At today’s meeting of the Humboldt County Board of Supervisors, Board Chair Rex Bohn warned that the county government is at risk of being hacked and held for ransom.
“This is a very, very real threat,” he said.
Bohn cited an April malware attack against Imperial County’s government website, saying it crippled their system for months. Cities and counties across the country have been targeted by ransomware, with the perpetrators demanding millions of dollars.
Bohn said eight or nine local businesses have been hit by such attacks. “Nobody wants to talk about it, but this is a big, big deal,” he said. The county is working to prevent such an attack here. “We’re being very, very proactive,” Bohn said.
The subject came up during a discussion about a $25,000 grant the county recently received through the Help America Vote Act (HAVA) to improve cybersecurity and voting infrastructure.
Kelly Sanders, the county clerk/recorder/registrar of voters, said her staff has gone through extensive training on cybersecurity. Tom Lukins, with the county’s information technology department, said the county is looking to collaborate with the state’s Information Security Advisory Committee.
“We’re trying to understand what the threat is so we can target our defenses,” Lukins said.

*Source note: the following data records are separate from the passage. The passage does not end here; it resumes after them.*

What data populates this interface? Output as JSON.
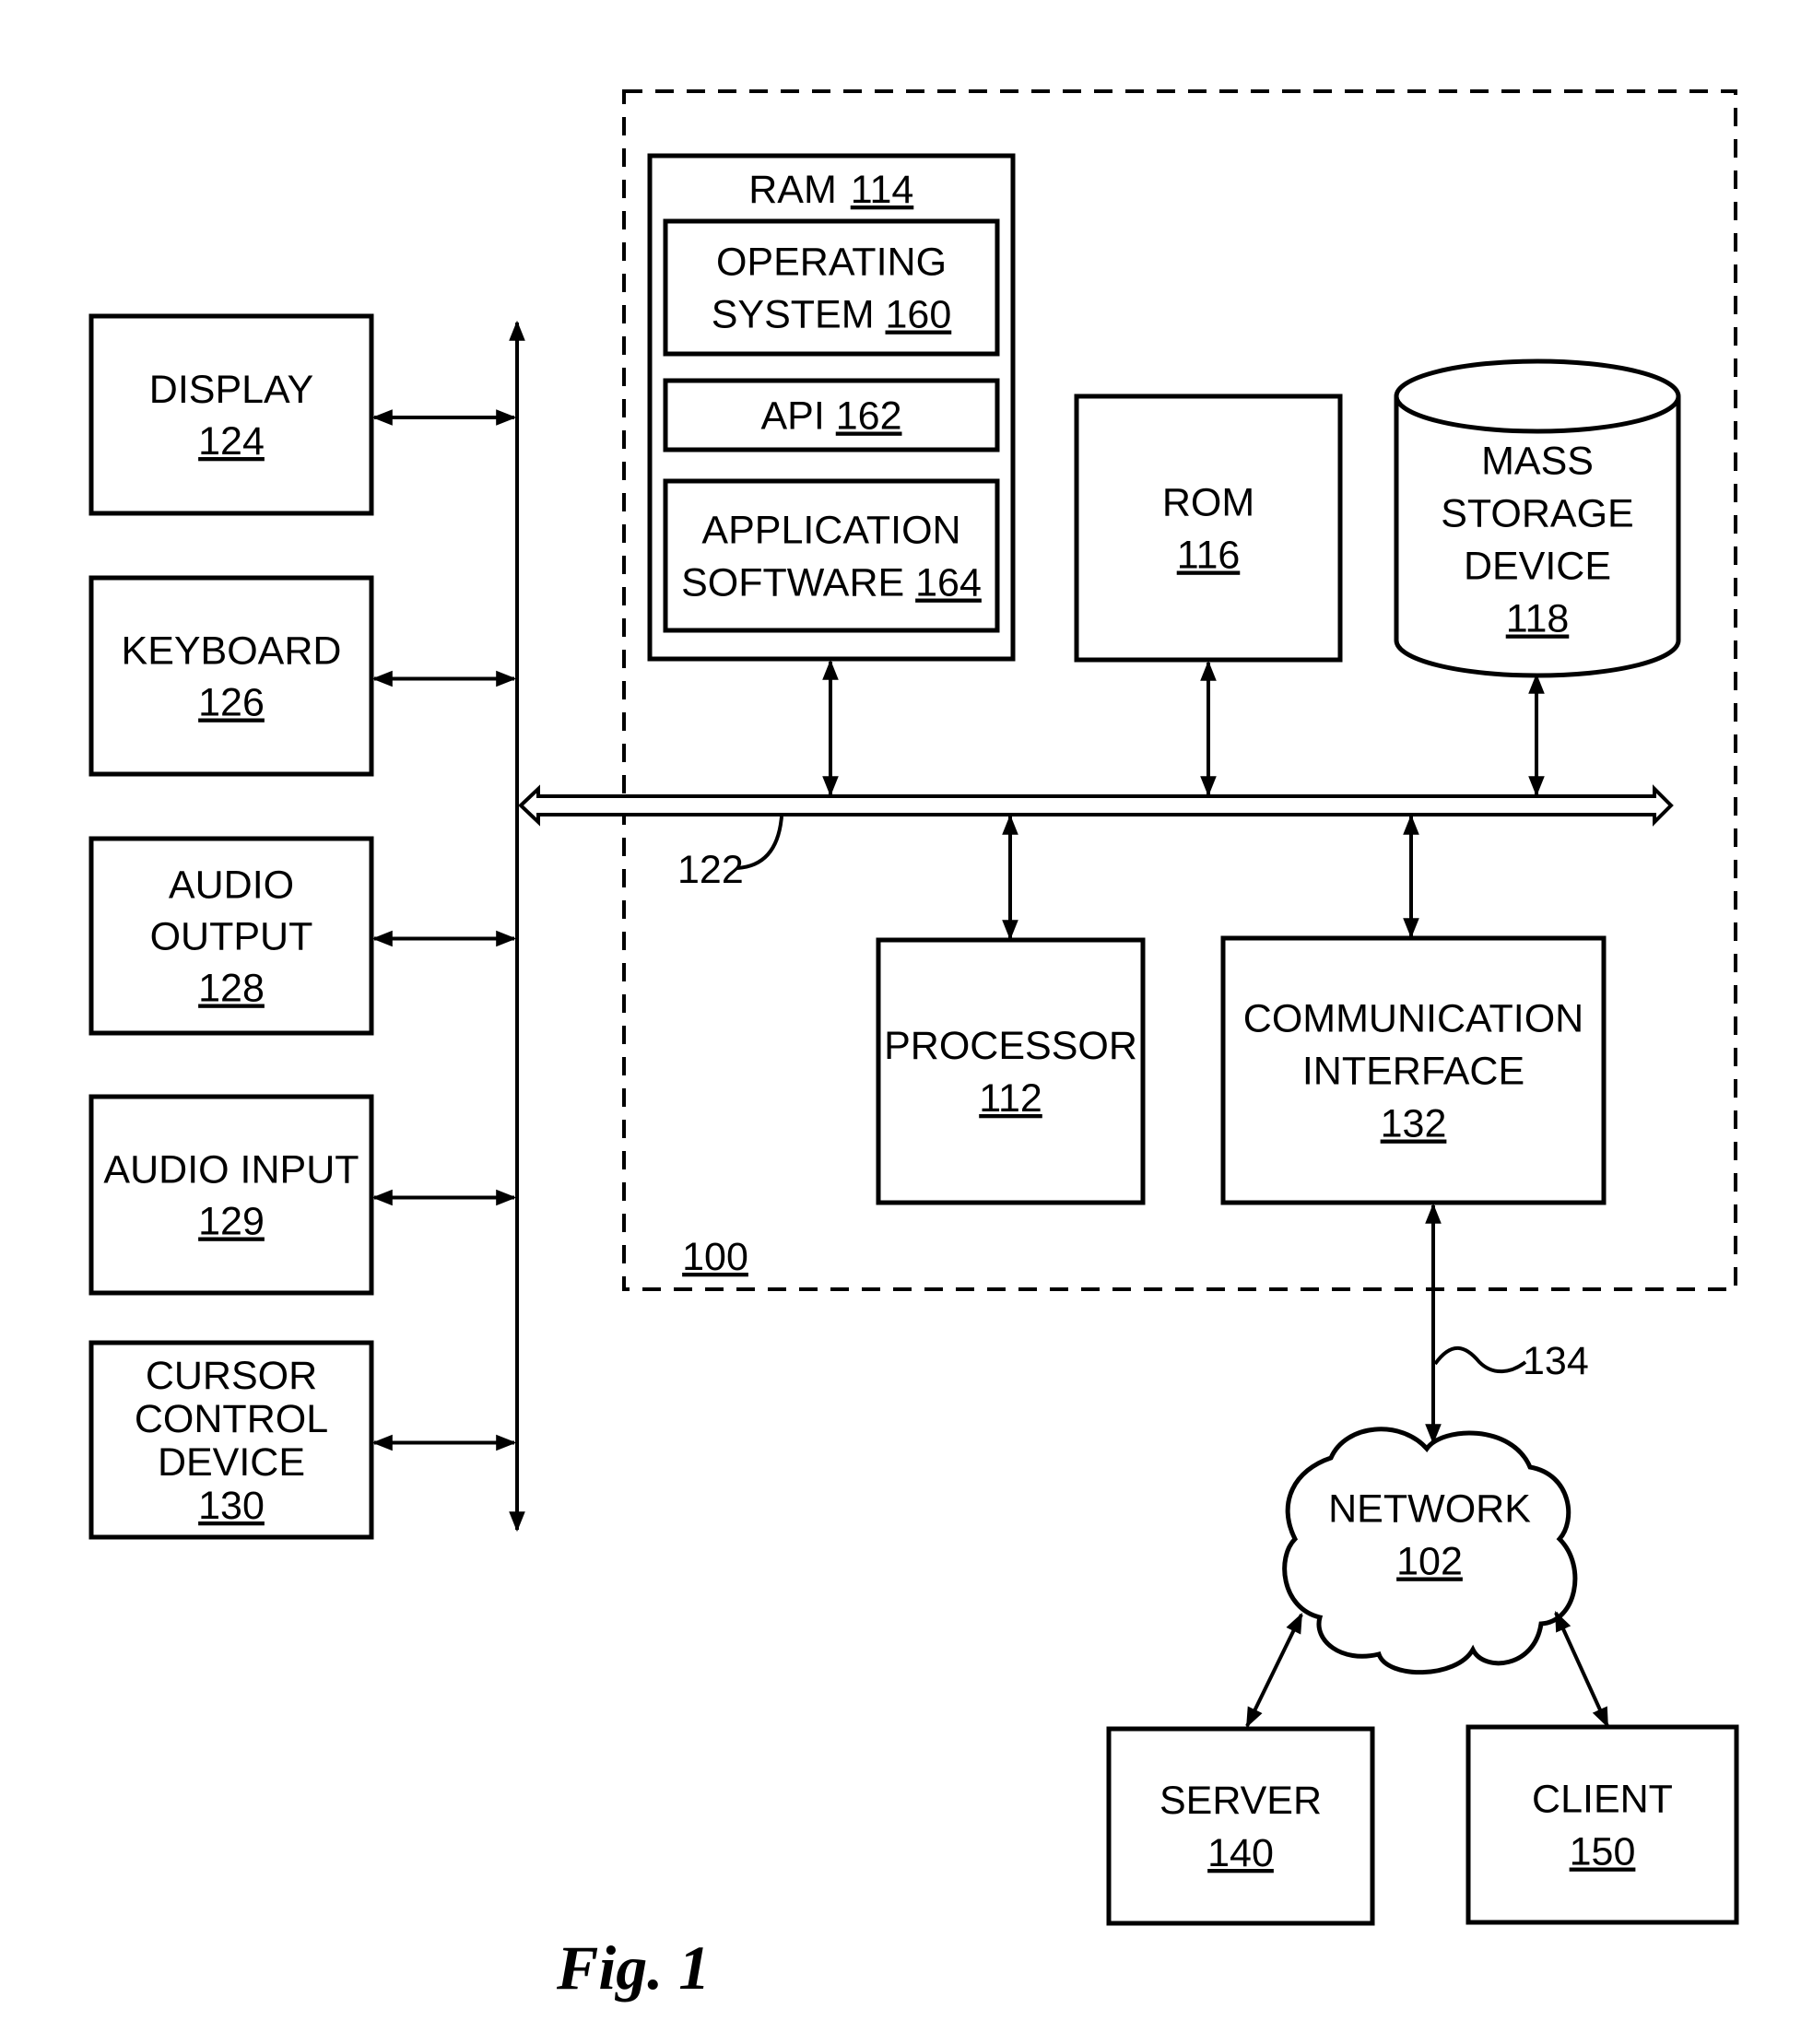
{
  "figure": {
    "caption": "Fig. 1",
    "system": {
      "ref": "100"
    },
    "bus": {
      "ref": "122"
    },
    "link": {
      "ref": "134"
    }
  },
  "peripherals": [
    {
      "id": "display",
      "lines": [
        "DISPLAY"
      ],
      "ref": "124"
    },
    {
      "id": "keyboard",
      "lines": [
        "KEYBOARD"
      ],
      "ref": "126"
    },
    {
      "id": "audio-output",
      "lines": [
        "AUDIO",
        "OUTPUT"
      ],
      "ref": "128"
    },
    {
      "id": "audio-input",
      "lines": [
        "AUDIO INPUT"
      ],
      "ref": "129"
    },
    {
      "id": "cursor-control-device",
      "lines": [
        "CURSOR",
        "CONTROL",
        "DEVICE"
      ],
      "ref": "130"
    }
  ],
  "ram": {
    "label": "RAM",
    "ref": "114",
    "children": [
      {
        "id": "operating-system",
        "lines": [
          "OPERATING",
          "SYSTEM"
        ],
        "ref": "160"
      },
      {
        "id": "api",
        "lines": [
          "API"
        ],
        "ref": "162"
      },
      {
        "id": "application-software",
        "lines": [
          "APPLICATION",
          "SOFTWARE"
        ],
        "ref": "164"
      }
    ]
  },
  "rom": {
    "lines": [
      "ROM"
    ],
    "ref": "116"
  },
  "mass_storage": {
    "lines": [
      "MASS",
      "STORAGE",
      "DEVICE"
    ],
    "ref": "118"
  },
  "processor": {
    "lines": [
      "PROCESSOR"
    ],
    "ref": "112"
  },
  "communication_interface": {
    "lines": [
      "COMMUNICATION",
      "INTERFACE"
    ],
    "ref": "132"
  },
  "network": {
    "lines": [
      "NETWORK"
    ],
    "ref": "102"
  },
  "server": {
    "lines": [
      "SERVER"
    ],
    "ref": "140"
  },
  "client": {
    "lines": [
      "CLIENT"
    ],
    "ref": "150"
  }
}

Kelly was asking the board today for approval to use the $25,000 in grant funding to buy some security software called Tenable Vulnerability Management, from a company called CDW-G, LLC.
During discussion on the matter, Bohn also brought up concerns about voter fraud, saying he gets lots of calls from people who are worried about Russian interference in the 2020 election.
Bohn expressed his own worries, though, about the potential for fraud with same-day voter registration, a state program that allows eligible citizens who’ve missed the registration deadline to vote anyway, as long as they complete a conditional registration. People can take advantage of the program even on Election Day, and Bohn said he saw a long line at the county Election Office at 8 p.m. last year.
Sanders explained that such voters fill out a “conditional provisional ballot,” listing their current address and other information and signing the document under penalty of perjury.
But Bohn, who is up for reelection in the First District next year, said it sounds to him like the system might allow for “floating voters,” meaning people who lie about their address in an effort to swing an election.
Third District Supervisor Mike Wilson pushed back against that notion, saying fears of voter fraud are “far outweighed by voter disenfranchisement and lack of participation.”
Studies and analysis have shown that the incidence of in-person voter fraud is vanishingly rare.
Fifth District Supervisor Steve Madrone thanked Sanders and Lukins and commended the work of the Humboldt Transparency Project, a program launched in 2008 that scans each and every ballot cast in an election, allowing people to look at each individual bubble and write-in vote.
“I hope our residents recognize that we do have the best elections department in the State of California,” Madrone said.
The board wound up approving Sanders’ request unanimously, giving the Elections Department authority to purchase the cybersecurity software.
Later in the meeting, Maggie Kraft, executive director of the Area 1 Agency on Aging (A1AA), offered an update on the recently formed Hoarding Task Force, which offers assistance local residents who hoard compulsively, as well as their friends and family members.
Kraft said that between two and four percent of the country’s population — translating to roughly 2,700 to 5,500 people here in Humboldt County — suffers from a hoarding disorder, and symptoms tend to get worse with age or some type of upheaval, such as divorce or health issues.
“Most people don’t understand hoarding or the toll it takes,” Kraft said.
In March the A1AA held a day-long conference, with funding from the county’s Department of Health and Human Services and the Mental Health Services Act, called, “Dispelling Stigma: Hoarding Education, Treatment and Prevention.”
Kraft said grant funding also helped her agency start two support groups — one for people who hoard and another for their friends and family. Kraft currently leads these groups but said her agency would like to train participants to become peer leaders.
The A1AA will hold its next meeting on Oct. 16, Kraft said.